Kerr continued by saying, “There’s no time to spend worrying about it or thinking about it or complaining about it.”
Green participated in practice Wednesday and addressed the team. The Warriors did not divulge what was discussed, but Myers said he wanted to make sure Green didn’t make it about him and instead made it about a team win in his absence.
“Winning is messy if you want to be honest about it. … There’s an edginess to it,” Myers said. “There is tension. Certainly, he’s crossed that line but he has been punished for it. … Draymond is not perfect. But I haven’t met anyone who is perfect … he’s been a big part of a lot of winning.
Myers continued: “His mistakes are out there for the world … each time he’s misstepped my hope is that he learns from it. He’s been punished. So for the people who ask, ‘Well, when is it going to stop?’ Those people may think this is positive, I suppose.”
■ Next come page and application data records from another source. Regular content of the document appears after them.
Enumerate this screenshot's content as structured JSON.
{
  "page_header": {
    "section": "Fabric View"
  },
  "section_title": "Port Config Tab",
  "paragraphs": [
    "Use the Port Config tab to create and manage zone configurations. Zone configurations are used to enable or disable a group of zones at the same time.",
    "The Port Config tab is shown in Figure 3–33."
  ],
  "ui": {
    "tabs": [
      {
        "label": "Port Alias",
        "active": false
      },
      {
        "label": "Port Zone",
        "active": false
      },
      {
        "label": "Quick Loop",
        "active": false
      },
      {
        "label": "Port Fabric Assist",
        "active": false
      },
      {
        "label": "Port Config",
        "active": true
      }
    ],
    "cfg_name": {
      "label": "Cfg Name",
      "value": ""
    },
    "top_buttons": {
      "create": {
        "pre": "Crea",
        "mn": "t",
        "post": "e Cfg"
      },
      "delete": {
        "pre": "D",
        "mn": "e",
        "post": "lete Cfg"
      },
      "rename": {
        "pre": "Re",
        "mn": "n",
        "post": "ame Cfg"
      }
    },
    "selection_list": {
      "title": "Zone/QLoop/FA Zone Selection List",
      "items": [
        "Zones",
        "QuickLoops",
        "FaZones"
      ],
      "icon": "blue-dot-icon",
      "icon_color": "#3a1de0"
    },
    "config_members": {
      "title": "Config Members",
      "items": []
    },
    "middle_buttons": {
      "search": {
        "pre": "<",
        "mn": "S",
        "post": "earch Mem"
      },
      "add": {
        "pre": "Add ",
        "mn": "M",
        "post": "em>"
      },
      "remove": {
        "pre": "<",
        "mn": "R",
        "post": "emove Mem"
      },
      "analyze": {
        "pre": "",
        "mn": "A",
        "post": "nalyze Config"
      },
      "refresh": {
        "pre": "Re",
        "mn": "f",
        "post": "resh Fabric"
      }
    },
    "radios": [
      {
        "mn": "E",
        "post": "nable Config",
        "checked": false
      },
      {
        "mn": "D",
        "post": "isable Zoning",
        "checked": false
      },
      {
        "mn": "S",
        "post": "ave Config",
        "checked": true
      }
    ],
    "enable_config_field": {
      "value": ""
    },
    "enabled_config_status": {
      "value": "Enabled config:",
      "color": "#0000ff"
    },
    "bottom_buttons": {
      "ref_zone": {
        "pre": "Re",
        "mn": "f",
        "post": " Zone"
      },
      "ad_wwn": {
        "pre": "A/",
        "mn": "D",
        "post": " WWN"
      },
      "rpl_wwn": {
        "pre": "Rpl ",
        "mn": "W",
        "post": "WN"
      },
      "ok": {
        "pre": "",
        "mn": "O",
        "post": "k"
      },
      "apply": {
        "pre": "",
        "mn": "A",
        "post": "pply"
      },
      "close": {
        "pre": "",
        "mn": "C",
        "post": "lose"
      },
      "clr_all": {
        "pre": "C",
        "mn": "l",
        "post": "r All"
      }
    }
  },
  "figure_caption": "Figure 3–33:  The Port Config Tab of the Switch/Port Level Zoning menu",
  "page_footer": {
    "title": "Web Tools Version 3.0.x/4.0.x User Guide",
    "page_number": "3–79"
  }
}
This is the second time Green has been suspended during the playoffs. The other time occurred in the 2016 NBA Finals after he accumulated too many flagrant fouls, culminating in Green hitting LeBron James in the groin in Game 4. Earlier in those playoffs, Green was ejected for kicking Oklahoma City’s Steven Adams in the groin.
Both Kerr and Myers said they haven’t flashed back to Green’s suspension in 2016.
Green was also ejected in Game 1 of Golden State’s second-round series in 2022 against the Memphis Grizzlies after a hard foul on Brandon Clarke and flipping off the fans.
“It’s not anything we can control,” Kerr said. “Draymond is incredibly passionate and competitive and fiery and he’s helped us win more championships, I’ve said it many times — we don’t have a single championship without Draymond Green. That’s the truth. He crossed the line over the years, but that’s part of it. We will go to bat for Draymond.”
In 2018, the Warriors suspended Green for one game without pay for “conduct detrimental to the team” following an altercation with then-teammate Kevin Durant. Earlier this season, Green spent time away from the team after punching Warriors guard Jordan Poole during practice.
“The guy’s a force. He’s unique. He’s a leader,” Myers said. “He will tell you that he’s made mistakes. You cannot hide from them, they’re out there for everyone to see. He has a good heart, I know that. But that doesn’t mean he’s mistake-free.
“He made a mistake with a teammate — I hadn’t seen him do that to a teammate before. If you want to talk about what he’s done for the organization, that’s not up for dispute. Without him, we don’t have a championship, but he’s a complicated guy.”